▶ _Problem to work on_
The lines you return should be those containing the string "Levantamento", taken from the data below.

▶ _Data to process_
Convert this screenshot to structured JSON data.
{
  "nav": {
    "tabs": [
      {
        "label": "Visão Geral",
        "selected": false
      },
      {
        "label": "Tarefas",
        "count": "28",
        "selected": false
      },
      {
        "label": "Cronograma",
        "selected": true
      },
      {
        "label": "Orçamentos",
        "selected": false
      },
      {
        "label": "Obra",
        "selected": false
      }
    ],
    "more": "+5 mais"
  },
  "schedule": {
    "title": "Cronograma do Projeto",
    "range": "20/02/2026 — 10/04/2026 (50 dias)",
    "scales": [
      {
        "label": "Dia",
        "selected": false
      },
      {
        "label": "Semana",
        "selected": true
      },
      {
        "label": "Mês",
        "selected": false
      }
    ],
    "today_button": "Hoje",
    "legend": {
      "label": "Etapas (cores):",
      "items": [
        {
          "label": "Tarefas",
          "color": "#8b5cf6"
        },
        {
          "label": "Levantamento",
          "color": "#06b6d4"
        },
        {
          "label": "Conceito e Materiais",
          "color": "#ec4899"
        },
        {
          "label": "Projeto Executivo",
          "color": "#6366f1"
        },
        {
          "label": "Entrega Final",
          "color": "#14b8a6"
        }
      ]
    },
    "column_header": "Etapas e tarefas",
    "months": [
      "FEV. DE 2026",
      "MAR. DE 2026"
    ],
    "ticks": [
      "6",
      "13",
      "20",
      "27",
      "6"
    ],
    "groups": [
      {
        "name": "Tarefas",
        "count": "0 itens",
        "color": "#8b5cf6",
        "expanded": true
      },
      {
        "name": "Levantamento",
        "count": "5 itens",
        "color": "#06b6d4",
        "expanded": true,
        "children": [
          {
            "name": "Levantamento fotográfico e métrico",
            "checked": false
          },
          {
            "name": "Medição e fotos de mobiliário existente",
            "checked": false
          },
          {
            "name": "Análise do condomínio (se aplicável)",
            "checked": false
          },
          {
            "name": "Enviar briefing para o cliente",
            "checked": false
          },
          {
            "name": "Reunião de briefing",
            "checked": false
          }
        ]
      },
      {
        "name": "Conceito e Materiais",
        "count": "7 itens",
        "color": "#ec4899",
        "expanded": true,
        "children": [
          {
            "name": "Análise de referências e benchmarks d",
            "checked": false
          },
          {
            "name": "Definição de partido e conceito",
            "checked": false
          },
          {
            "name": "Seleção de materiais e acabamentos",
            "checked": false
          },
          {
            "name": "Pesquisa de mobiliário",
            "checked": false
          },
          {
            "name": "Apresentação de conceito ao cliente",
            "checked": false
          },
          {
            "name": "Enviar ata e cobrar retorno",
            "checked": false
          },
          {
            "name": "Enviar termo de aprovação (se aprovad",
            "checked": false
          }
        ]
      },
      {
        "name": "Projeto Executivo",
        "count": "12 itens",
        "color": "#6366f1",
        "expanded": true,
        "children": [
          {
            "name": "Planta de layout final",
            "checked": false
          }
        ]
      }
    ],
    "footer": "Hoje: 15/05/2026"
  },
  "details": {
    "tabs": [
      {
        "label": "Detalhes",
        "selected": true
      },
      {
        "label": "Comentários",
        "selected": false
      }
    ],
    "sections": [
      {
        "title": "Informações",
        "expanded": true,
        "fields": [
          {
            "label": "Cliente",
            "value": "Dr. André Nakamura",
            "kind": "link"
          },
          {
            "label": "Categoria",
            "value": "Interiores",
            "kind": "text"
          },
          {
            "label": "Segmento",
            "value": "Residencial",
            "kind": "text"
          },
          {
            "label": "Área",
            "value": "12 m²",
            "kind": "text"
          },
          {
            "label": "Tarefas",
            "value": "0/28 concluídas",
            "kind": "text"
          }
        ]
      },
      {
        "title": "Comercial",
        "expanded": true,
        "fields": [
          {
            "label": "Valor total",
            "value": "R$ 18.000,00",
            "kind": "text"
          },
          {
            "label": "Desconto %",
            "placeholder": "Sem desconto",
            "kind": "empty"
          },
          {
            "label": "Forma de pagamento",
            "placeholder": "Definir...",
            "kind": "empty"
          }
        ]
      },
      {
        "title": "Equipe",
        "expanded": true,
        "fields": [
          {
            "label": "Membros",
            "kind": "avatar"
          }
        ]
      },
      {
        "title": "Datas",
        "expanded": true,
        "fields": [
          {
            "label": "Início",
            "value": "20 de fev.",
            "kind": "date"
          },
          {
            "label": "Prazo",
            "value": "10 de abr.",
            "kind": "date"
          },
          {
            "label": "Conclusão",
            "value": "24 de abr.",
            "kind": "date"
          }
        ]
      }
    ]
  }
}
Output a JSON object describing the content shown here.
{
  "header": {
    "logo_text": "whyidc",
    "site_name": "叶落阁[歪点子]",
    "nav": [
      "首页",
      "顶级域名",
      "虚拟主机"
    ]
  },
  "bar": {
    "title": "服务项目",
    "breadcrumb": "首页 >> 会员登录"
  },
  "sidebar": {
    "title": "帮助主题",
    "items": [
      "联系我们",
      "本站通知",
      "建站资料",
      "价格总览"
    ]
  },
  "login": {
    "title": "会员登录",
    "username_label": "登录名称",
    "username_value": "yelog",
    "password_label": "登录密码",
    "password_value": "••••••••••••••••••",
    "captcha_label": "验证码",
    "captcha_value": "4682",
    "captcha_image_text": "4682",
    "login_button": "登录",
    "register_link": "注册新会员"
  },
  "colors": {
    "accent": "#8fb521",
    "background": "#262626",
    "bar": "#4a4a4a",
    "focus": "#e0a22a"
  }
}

▶ _Written answer_
          "label": "Levantamento",
        "name": "Levantamento",
            "name": "Levantamento fotográfico e métrico",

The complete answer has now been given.